DATA LISTING Start Marker

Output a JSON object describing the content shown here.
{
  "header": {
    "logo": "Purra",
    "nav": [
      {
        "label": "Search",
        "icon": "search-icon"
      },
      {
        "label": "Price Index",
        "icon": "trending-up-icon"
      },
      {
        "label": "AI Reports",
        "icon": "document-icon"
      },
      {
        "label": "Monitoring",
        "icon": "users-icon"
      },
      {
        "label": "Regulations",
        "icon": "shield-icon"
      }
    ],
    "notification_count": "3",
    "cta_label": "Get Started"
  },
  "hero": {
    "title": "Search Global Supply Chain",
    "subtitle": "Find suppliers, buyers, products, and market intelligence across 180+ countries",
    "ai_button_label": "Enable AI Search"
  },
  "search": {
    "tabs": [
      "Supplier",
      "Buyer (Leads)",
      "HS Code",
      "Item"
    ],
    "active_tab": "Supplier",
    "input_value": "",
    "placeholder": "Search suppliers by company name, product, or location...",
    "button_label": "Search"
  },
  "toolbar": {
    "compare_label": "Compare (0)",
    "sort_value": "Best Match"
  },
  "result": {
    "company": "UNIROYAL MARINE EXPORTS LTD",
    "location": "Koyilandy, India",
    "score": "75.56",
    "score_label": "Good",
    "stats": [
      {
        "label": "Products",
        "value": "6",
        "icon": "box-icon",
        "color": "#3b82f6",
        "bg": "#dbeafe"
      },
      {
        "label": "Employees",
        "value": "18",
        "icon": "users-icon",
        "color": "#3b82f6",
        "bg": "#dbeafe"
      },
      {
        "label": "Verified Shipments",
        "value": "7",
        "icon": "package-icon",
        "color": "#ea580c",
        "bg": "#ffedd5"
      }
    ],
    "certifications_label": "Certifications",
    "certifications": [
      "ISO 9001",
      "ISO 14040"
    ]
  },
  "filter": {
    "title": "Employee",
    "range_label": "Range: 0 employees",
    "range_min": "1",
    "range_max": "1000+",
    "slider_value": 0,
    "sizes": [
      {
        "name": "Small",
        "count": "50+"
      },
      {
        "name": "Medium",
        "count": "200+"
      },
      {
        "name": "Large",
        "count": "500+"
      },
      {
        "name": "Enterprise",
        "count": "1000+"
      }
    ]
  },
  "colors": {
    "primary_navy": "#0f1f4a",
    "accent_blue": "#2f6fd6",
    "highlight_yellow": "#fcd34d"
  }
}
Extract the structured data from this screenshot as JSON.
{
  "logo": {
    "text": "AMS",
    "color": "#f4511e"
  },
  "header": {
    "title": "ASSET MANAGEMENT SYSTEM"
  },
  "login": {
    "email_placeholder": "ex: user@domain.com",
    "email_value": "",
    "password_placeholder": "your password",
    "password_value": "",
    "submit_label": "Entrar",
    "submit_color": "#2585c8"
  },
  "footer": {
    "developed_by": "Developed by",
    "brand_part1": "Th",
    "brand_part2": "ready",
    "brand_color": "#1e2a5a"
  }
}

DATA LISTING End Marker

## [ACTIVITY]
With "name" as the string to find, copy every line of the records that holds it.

## [YOUR SOLUTION]
    "placeholder": "Search suppliers by company name, product, or location...",
        "name": "Small",
        "name": "Medium",
        "name": "Large",
        "name": "Enterprise",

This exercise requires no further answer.